Having already climbed 500 metres, Jess reassured our reluctant mountain goats that we were now about to enjoy a rolling ridgeline road, which would connect us to the top of the Corkscrew. Jess clearly knows these roads well, and takes pleasure in showing off her backyard when the tour brings new riding companions to town
Pointing our bikes into the banked corners among the shade of European elms that line the roads, this section more closely represents Southern Germany. As the olive groves and wineries increased we encountered more cyclists at every turn.
Numbers built to such an extent, that bikes were being stored at every possible leaning point. We had reached the Corkscrew. Prime viewing real estate was already occupied so we had to resort to the steep embankments lining the road.
The local CFA had set up a sausage sizzle and some of the crowd had brought beer as well as music, which when combined with the official tour cars’ sirens filled the air with a festival atmosphere.
As the peloton drew closer, the urgency of cars, motorbikes and helicopters grew. The four kilometre ten per cent climb had performed the objective of the race director: splitting the field, and the main contenders showing their cards. The domestiques and sprinters leisurely made their way through the cheering crowd, pulling wheelies and taking on high fives, their job done.

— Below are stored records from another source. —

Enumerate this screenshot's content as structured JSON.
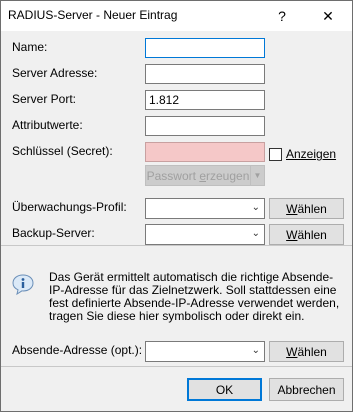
{
  "window": {
    "title": "RADIUS-Server - Neuer Eintrag",
    "help_glyph": "?",
    "close_glyph": "✕"
  },
  "form": {
    "name_label": "Name:",
    "name_value": "",
    "server_address_label": "Server Adresse:",
    "server_address_value": "",
    "server_port_label": "Server Port:",
    "server_port_value": "1.812",
    "attribute_values_label": "Attributwerte:",
    "attribute_values_value": "",
    "secret_label": "Schlüssel (Secret):",
    "secret_value": "",
    "show_checkbox_label": "Anzeigen",
    "show_checkbox_checked": false,
    "generate_password_button": "Passwort erzeugen",
    "monitoring_profile_label": "Überwachungs-Profil:",
    "monitoring_profile_value": "",
    "monitoring_profile_choose": "Wählen",
    "backup_server_label": "Backup-Server:",
    "backup_server_value": "",
    "backup_server_choose": "Wählen"
  },
  "info": {
    "icon": "info-speech-bubble-icon",
    "text": "Das Gerät ermittelt automatisch die richtige Absende-IP-Adresse für das Zielnetzwerk. Soll stattdessen eine fest definierte Absende-IP-Adresse verwendet werden, tragen Sie diese hier symbolisch oder direkt ein."
  },
  "source_address": {
    "label": "Absende-Adresse (opt.):",
    "value": "",
    "choose": "Wählen"
  },
  "footer": {
    "ok": "OK",
    "cancel": "Abbrechen"
  },
  "colors": {
    "accent": "#0078d7",
    "secret_bg": "#f5c8c8",
    "dialog_bg": "#f0f0f0"
  }
}
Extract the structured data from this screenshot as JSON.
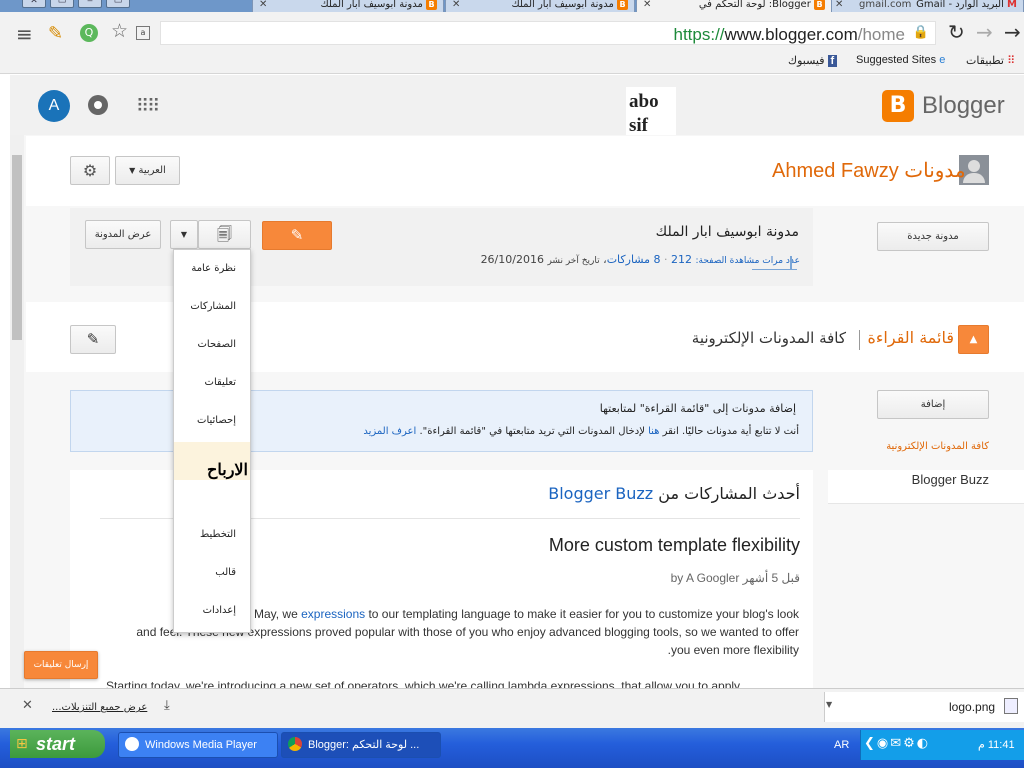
{
  "browser": {
    "tabs": [
      {
        "title": "البريد الوارد - Gmail",
        "suffix": "gmail.com",
        "active": false
      },
      {
        "title": "Blogger: لوحة التحكم في",
        "suffix": "Blo",
        "active": true
      },
      {
        "title": "مدونة ابوسيف ابار الملك",
        "suffix": "",
        "active": false
      },
      {
        "title": "مدونة ابوسيف ابار الملك",
        "suffix": "",
        "active": false
      }
    ],
    "url_scheme": "https://",
    "url_host": "www.blogger.com",
    "url_path": "/home",
    "bookmarks": {
      "apps": "تطبيقات",
      "suggested": "Suggested Sites",
      "facebook": "فيسبوك"
    }
  },
  "blogger_header": {
    "avatar_letter": "A",
    "logo_text": "Blogger",
    "overlay_text_line1": "abo",
    "overlay_text_line2": "sif"
  },
  "blogs_section": {
    "owner_name": "Ahmed Fawzy",
    "title_label": "مدونات",
    "language": "العربية",
    "new_blog_button": "مدونة جديدة",
    "view_blog_button": "عرض المدونة",
    "blog_title": "مدونة ابوسيف ابار الملك",
    "stats_label": "عدد مرات مشاهدة الصفحة:",
    "pageviews": "212",
    "posts": "8 مشاركات",
    "last_published_label": "تاريخ آخر نشر",
    "last_published_date": "26/10/2016"
  },
  "dropdown_menu": {
    "items": [
      "نظرة عامة",
      "المشاركات",
      "الصفحات",
      "تعليقات",
      "إحصائيات",
      "",
      "",
      "التخطيط",
      "قالب",
      "إعدادات"
    ],
    "overlay_text": "الارباح"
  },
  "reading_list": {
    "title": "قائمة القراءة",
    "subtitle": "كافة المدونات الإلكترونية",
    "add_button": "إضافة",
    "side_link_all": "كافة المدونات الإلكترونية",
    "side_link_buzz": "Blogger Buzz",
    "info_title": "إضافة مدونات إلى \"قائمة القراءة\" لمتابعتها",
    "info_body_1": "أنت لا تتابع أية مدونات حاليًا. انقر",
    "info_link_here": "هنا",
    "info_body_2": "لإدخال المدونات التي تريد متابعتها في \"قائمة القراءة\".",
    "info_learn_more": "اعرف المزيد"
  },
  "buzz": {
    "heading_prefix": "أحدث المشاركات من",
    "heading_link": "Blogger Buzz",
    "post_title": "More custom template flexibility",
    "byline": "by A Googler قبل 5 أشهر",
    "para1_pre": "Last May, we",
    "para1_link": "expressions",
    "para1_post": "to our templating language to make it easier for you to customize your blog's look",
    "para1_line2": "and feel. These new expressions proved popular with those of you who enjoy advanced blogging tools, so we wanted to offer",
    "para1_line3": ".you even more flexibility",
    "para2": "Starting today, we're introducing a new set of operators, which we're calling lambda expressions, that allow you to apply"
  },
  "feedback_button": "إرسال تعليقات",
  "downloads": {
    "file": "logo.png",
    "show_all": "عرض جميع التنزيلات..."
  },
  "taskbar": {
    "start": "start",
    "items": [
      "Windows Media Player",
      "Blogger: لوحة التحكم ..."
    ],
    "lang": "AR",
    "time": "11:41 م"
  },
  "colors": {
    "blogger_orange": "#f57d00",
    "link_blue": "#1b64c0",
    "taskbar_blue": "#245edb"
  }
}
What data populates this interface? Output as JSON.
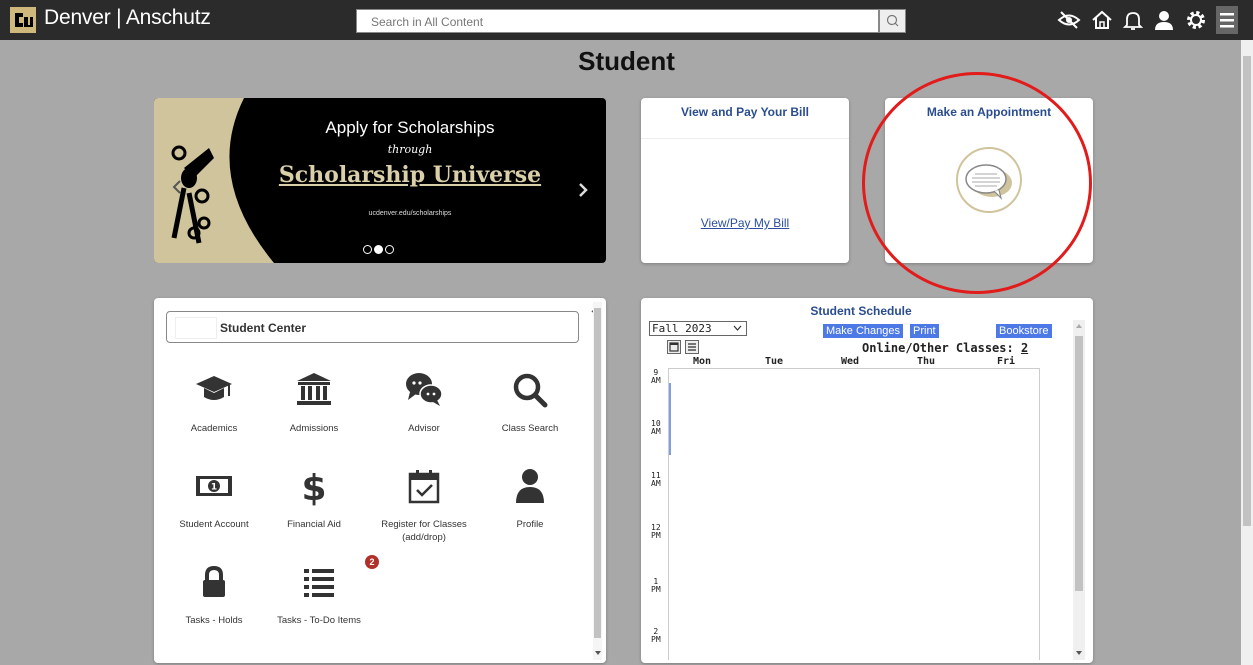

Friday: Stage Four and the Bupa Challenge. For many this is the personal goal of their summer riding. I met Cathie from Melbourne, and this was to be her eighth Challenge. “It’s the highlight of my summer. There’s a group of eight friends from around the country who always meet here for the ride. We’ve all done plenty of these challenge rides, however this is the only one we continue to come back to.
“They change the course every year, so it never gets boring. We also love having the chance of riding what the professionals race, getting a true understanding of the demands of the sport,” she says.
This year almost 6,000 people participated in the Bupa Challenge ride. Rolling up to the ride start at 6am I was blown away by the volume of riders all wearing the Challenge jersey and ready to take on the 142-kilometre journey, some eight hours before the professionals clip in.
As the riders made their way up into the Adelaide Hills and onwards to the rustic windswept Fleurieu Peninsula, the diversity in the bunch was vast. From weekend riders like Cathie, to seasoned amateur racers that still hold childhood dreams of being a professional, this ride is for everyone.
The picturesque coastal town of Victor Harbor was the end location, giving riders the opportunity to contest the last sprint through the finishing banner. Saturday: This would ultimately decide the final result of the 18th edition of the race, which every year is growing in popularity and tradition. Simon Gerrans held onto the slimmest of margins from Ritchie Porte, on the ultimate test that is Willunga Hill, to win the race for the third time.
Similarities between Le Tour de France are everywhere, it being a bike race after all. However the intimacy is far greater; it’s labelled the “people’s race” for good reason. That pro riders join in on the commute from the stage finish back to Adelaide is a truly unique experience for both the fans and professionals alike.
It has all the trademarks of the larger European races, but on a scale that is personable and informal. As Nick and I boarded our flight home from cycling heaven, a banner of local hero Rohan Dennis advertising the race made me think: this town hasn’t only embraced this event, it has made the race its own, reflecting the best aspects of Adelaide as a city.
Words by Matthew Gray.
Photography by Carole Whitehead & Andy Rogers.
This article originally appeared in Treadlie 18